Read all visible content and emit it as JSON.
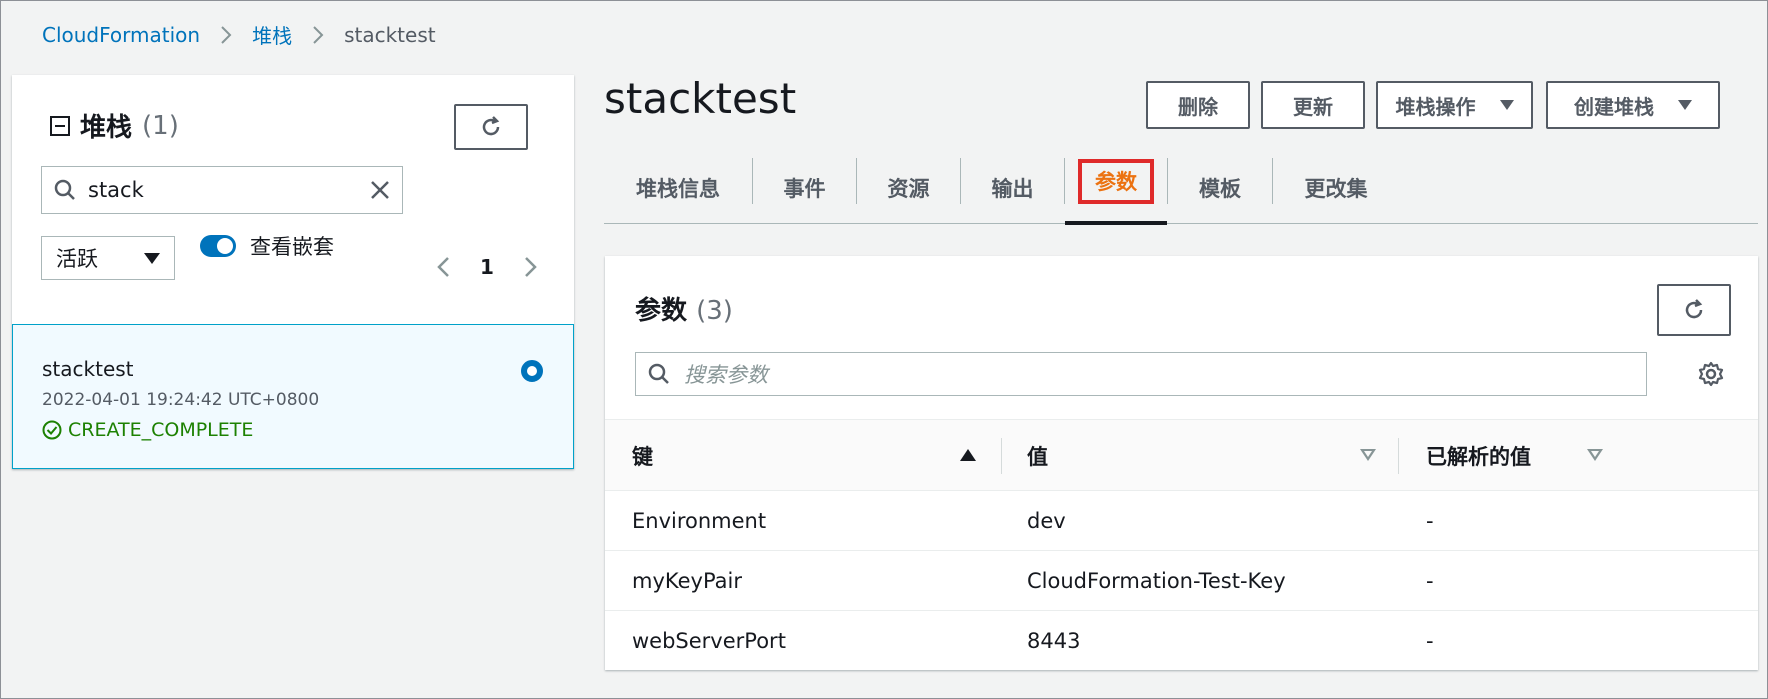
{
  "breadcrumb": {
    "items": [
      "CloudFormation",
      "堆栈",
      "stacktest"
    ]
  },
  "left_panel": {
    "title": "堆栈",
    "count": "(1)",
    "search_value": "stack",
    "filter_select": "活跃",
    "toggle_label": "查看嵌套",
    "toggle_on": true,
    "page_number": "1",
    "stack": {
      "name": "stacktest",
      "created": "2022-04-01 19:24:42 UTC+0800",
      "status": "CREATE_COMPLETE",
      "selected": true
    }
  },
  "header": {
    "title": "stacktest",
    "buttons": {
      "delete": "删除",
      "update": "更新",
      "stack_actions": "堆栈操作",
      "create_stack": "创建堆栈"
    }
  },
  "tabs": [
    {
      "label": "堆栈信息",
      "active": false
    },
    {
      "label": "事件",
      "active": false
    },
    {
      "label": "资源",
      "active": false
    },
    {
      "label": "输出",
      "active": false
    },
    {
      "label": "参数",
      "active": true,
      "highlighted": true
    },
    {
      "label": "模板",
      "active": false
    },
    {
      "label": "更改集",
      "active": false
    }
  ],
  "parameters": {
    "title": "参数",
    "count": "(3)",
    "search_placeholder": "搜索参数",
    "columns": [
      "键",
      "值",
      "已解析的值"
    ],
    "rows": [
      {
        "key": "Environment",
        "value": "dev",
        "resolved": "-"
      },
      {
        "key": "myKeyPair",
        "value": "CloudFormation-Test-Key",
        "resolved": "-"
      },
      {
        "key": "webServerPort",
        "value": "8443",
        "resolved": "-"
      }
    ]
  },
  "colors": {
    "link": "#0073bb",
    "active_tab": "#ec7211",
    "success": "#1d8102",
    "highlight_border": "#df2a2a"
  },
  "icons": [
    "chevron-right-icon",
    "collapse-icon",
    "refresh-icon",
    "search-icon",
    "close-icon",
    "caret-down-icon",
    "chevron-left-icon",
    "radio-selected-icon",
    "success-check-icon",
    "settings-gear-icon",
    "sort-ascending-icon",
    "sort-icon"
  ]
}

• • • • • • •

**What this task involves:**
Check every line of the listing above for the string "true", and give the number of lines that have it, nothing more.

**Response to this exercise:**
4